── Exercise data

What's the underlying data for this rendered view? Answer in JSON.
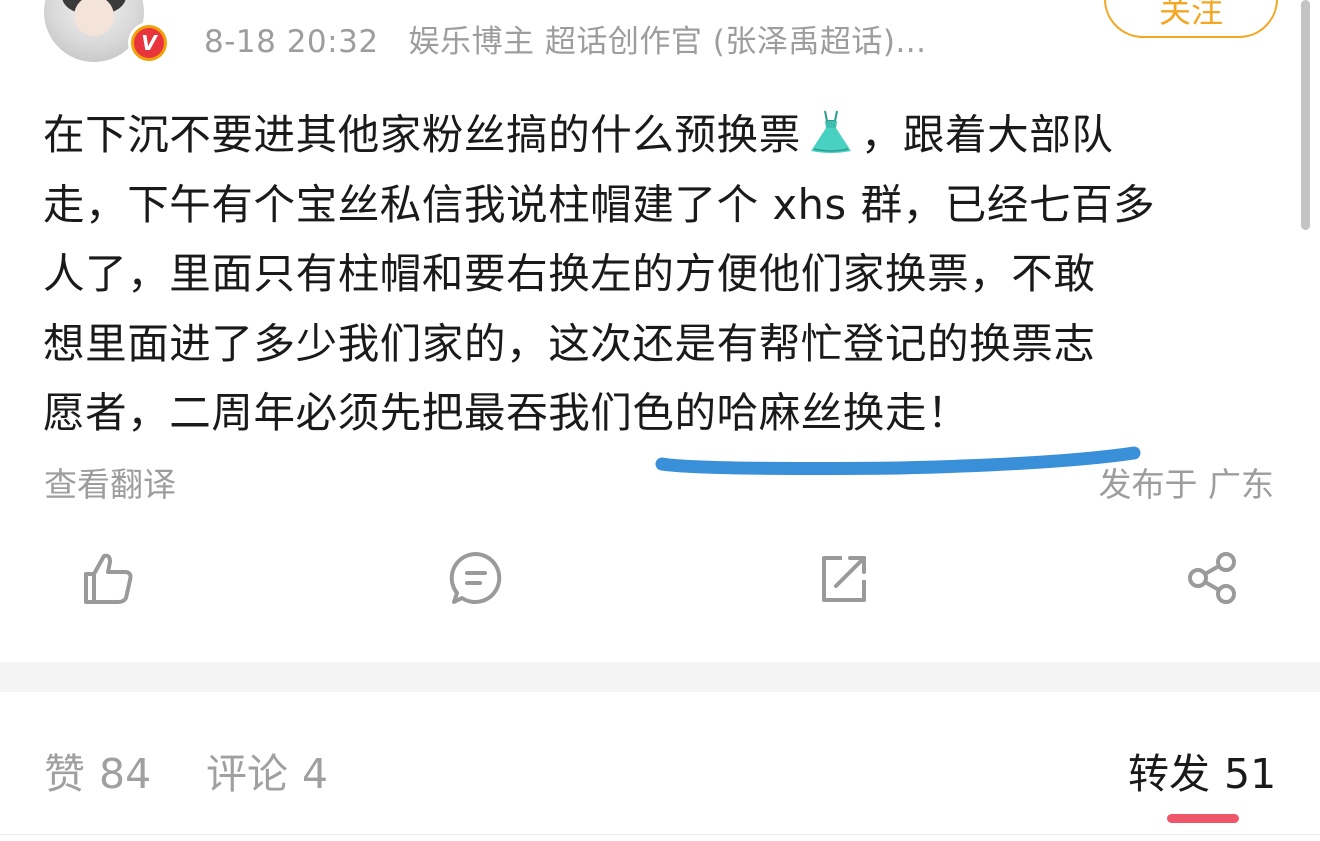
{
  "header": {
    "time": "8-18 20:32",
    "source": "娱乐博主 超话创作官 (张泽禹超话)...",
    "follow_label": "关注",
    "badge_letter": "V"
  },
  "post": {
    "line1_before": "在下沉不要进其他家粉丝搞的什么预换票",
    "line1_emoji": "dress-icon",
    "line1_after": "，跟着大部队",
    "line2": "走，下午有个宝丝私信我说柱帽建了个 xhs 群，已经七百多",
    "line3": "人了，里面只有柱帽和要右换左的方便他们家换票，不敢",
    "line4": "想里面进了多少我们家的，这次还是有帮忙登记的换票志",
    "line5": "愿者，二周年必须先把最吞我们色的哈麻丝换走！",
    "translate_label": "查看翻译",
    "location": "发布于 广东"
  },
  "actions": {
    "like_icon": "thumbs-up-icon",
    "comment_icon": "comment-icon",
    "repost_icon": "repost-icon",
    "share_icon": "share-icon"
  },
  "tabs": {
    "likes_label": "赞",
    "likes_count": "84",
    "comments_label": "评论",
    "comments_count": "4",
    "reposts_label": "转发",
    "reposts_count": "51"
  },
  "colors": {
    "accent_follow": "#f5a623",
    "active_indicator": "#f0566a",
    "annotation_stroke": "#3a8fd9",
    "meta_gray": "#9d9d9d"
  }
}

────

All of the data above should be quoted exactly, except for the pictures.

What's the underlying data for this rendered view? Answer in JSON.
{
  "header": {
    "time": "8-18 20:32",
    "source": "娱乐博主 超话创作官 (张泽禹超话)...",
    "follow_label": "关注",
    "badge_letter": "V"
  },
  "post": {
    "line1_before": "在下沉不要进其他家粉丝搞的什么预换票",
    "line1_emoji": "dress-icon",
    "line1_after": "，跟着大部队",
    "line2": "走，下午有个宝丝私信我说柱帽建了个 xhs 群，已经七百多",
    "line3": "人了，里面只有柱帽和要右换左的方便他们家换票，不敢",
    "line4": "想里面进了多少我们家的，这次还是有帮忙登记的换票志",
    "line5": "愿者，二周年必须先把最吞我们色的哈麻丝换走！",
    "translate_label": "查看翻译",
    "location": "发布于 广东"
  },
  "actions": {
    "like_icon": "thumbs-up-icon",
    "comment_icon": "comment-icon",
    "repost_icon": "repost-icon",
    "share_icon": "share-icon"
  },
  "tabs": {
    "likes_label": "赞",
    "likes_count": "84",
    "comments_label": "评论",
    "comments_count": "4",
    "reposts_label": "转发",
    "reposts_count": "51"
  },
  "colors": {
    "accent_follow": "#f5a623",
    "active_indicator": "#f0566a",
    "annotation_stroke": "#3a8fd9",
    "meta_gray": "#9d9d9d"
  }
}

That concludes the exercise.